>>>>

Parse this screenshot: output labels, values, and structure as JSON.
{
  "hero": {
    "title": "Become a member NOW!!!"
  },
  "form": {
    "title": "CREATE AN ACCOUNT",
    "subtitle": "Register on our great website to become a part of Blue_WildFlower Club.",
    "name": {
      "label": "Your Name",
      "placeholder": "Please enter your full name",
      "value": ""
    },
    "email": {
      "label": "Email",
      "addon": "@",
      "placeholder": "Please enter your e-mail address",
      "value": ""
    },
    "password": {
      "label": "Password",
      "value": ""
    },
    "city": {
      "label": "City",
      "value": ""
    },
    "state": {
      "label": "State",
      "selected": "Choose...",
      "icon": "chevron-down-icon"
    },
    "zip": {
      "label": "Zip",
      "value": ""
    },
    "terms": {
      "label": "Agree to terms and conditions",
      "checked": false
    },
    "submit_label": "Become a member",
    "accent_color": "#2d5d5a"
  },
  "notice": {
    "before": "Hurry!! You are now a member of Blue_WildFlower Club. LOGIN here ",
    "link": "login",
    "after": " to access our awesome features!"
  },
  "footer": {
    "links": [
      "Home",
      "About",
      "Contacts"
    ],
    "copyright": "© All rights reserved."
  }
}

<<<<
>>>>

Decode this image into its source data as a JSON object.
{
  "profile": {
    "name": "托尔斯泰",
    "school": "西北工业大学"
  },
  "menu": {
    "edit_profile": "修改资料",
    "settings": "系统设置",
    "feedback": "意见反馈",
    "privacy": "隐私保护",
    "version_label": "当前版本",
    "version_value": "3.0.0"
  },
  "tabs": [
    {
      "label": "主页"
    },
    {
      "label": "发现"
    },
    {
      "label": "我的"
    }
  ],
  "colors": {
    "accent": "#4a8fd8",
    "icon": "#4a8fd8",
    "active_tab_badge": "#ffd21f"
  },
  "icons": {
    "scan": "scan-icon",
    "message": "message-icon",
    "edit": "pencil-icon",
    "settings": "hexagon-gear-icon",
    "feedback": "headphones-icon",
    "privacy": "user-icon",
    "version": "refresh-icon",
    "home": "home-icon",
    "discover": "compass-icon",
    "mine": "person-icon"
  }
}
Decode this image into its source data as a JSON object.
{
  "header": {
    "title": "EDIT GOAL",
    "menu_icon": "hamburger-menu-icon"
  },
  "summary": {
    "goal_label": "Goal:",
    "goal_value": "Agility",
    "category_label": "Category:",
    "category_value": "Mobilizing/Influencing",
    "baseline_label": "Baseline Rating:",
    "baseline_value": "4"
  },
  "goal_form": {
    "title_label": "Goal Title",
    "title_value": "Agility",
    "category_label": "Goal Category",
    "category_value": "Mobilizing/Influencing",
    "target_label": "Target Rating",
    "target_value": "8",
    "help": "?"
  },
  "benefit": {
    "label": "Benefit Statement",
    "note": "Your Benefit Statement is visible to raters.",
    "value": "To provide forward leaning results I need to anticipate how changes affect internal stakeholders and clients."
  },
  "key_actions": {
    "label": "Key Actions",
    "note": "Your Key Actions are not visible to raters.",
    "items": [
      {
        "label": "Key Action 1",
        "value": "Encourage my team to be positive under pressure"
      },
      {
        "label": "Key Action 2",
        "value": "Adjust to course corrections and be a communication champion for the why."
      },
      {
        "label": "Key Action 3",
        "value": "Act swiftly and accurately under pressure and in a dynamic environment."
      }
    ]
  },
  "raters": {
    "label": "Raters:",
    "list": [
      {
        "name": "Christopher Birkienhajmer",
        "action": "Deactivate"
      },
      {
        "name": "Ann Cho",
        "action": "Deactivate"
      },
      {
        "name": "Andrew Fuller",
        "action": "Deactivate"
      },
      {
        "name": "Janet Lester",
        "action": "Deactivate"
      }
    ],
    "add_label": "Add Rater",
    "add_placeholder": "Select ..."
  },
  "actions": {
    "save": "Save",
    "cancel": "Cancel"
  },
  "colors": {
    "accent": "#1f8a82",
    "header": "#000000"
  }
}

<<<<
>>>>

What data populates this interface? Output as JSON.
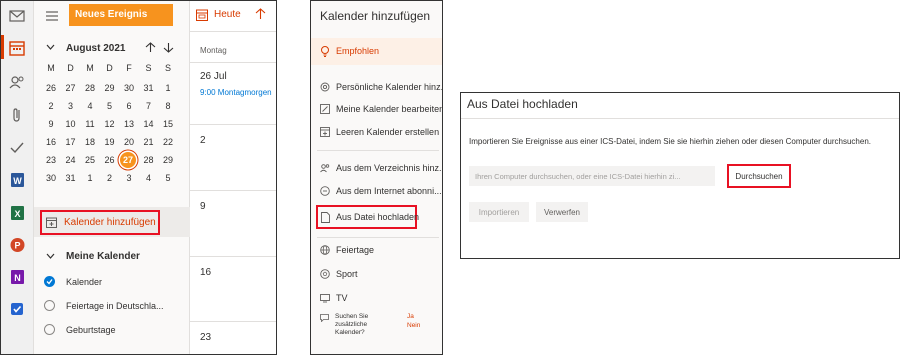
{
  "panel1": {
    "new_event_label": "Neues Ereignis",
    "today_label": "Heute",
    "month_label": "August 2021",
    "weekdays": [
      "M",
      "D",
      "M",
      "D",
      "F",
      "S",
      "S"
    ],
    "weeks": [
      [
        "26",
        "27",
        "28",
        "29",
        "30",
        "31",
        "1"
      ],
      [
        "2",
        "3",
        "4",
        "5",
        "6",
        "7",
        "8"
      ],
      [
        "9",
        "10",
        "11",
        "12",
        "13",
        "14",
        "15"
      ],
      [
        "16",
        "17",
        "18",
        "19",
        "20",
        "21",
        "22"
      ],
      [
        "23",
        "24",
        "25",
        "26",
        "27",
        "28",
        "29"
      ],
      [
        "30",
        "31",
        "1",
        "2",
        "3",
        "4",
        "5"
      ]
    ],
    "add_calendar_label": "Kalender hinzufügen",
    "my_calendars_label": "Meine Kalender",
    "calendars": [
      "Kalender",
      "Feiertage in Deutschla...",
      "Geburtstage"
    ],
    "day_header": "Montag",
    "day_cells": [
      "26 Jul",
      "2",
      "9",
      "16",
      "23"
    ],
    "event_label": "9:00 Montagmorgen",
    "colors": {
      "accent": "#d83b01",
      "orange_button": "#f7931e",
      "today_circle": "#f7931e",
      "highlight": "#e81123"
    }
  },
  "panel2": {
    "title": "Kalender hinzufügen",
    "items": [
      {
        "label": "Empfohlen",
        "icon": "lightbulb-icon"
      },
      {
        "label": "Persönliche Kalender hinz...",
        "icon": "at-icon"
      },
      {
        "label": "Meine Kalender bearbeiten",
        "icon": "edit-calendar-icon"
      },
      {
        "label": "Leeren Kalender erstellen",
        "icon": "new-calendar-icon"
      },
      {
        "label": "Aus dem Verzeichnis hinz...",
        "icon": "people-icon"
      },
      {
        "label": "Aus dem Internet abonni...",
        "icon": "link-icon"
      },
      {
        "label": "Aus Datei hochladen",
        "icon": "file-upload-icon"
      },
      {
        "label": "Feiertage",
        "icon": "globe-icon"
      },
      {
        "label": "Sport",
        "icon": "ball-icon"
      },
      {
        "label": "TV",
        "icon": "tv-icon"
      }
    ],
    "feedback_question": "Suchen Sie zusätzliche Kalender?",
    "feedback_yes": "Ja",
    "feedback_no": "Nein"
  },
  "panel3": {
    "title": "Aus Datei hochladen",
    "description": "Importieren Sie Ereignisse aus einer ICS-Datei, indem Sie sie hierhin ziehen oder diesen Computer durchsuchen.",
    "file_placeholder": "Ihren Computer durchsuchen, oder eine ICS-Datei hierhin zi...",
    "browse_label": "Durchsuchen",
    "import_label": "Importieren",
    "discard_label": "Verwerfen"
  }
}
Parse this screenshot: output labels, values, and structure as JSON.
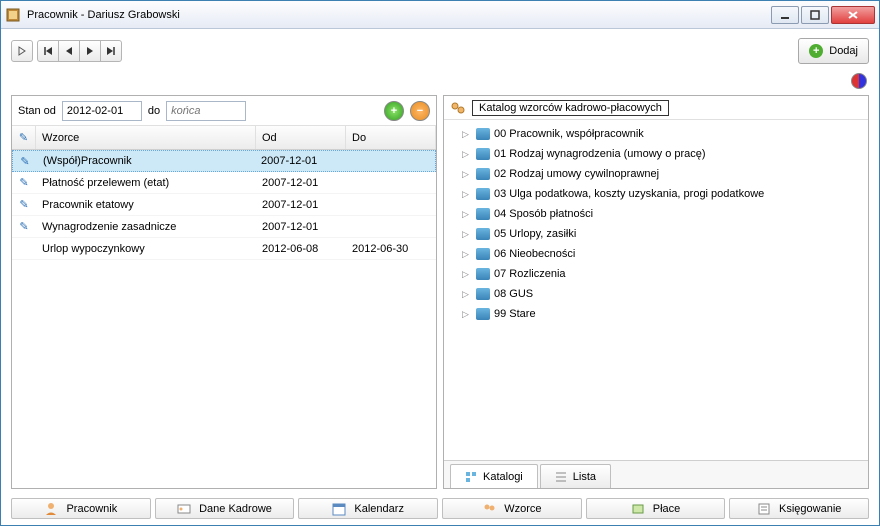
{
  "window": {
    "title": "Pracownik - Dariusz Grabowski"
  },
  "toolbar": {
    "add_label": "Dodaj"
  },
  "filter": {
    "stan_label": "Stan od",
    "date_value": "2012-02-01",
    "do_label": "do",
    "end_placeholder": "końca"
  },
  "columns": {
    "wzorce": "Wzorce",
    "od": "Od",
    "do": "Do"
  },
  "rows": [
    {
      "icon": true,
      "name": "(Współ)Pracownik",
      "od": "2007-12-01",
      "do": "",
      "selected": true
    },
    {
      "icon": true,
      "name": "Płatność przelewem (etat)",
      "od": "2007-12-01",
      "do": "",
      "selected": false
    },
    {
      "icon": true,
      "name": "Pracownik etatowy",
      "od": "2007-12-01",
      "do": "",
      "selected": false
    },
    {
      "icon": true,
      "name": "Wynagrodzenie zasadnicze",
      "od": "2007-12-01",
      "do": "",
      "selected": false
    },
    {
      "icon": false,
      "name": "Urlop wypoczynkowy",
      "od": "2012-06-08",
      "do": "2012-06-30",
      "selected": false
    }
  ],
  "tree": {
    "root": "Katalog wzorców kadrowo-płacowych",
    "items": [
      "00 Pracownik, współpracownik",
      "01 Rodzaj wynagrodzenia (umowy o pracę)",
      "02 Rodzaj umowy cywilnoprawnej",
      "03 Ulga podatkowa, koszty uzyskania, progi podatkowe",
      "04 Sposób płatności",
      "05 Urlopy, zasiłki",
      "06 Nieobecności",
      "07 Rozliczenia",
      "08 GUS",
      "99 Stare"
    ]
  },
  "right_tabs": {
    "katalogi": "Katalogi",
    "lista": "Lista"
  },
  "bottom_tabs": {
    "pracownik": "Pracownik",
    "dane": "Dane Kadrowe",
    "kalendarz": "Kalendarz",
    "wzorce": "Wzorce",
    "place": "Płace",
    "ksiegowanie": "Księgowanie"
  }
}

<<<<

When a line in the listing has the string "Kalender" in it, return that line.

* [TASK RESULT]:
    "add_calendar_label": "Kalender hinzufügen",
    "my_calendars_label": "Meine Kalender",
      "Kalender",
    "title": "Kalender hinzufügen",
        "label": "Persönliche Kalender hinz...",
        "label": "Meine Kalender bearbeiten",
        "label": "Leeren Kalender erstellen",
    "feedback_question": "Suchen Sie zusätzliche Kalender?",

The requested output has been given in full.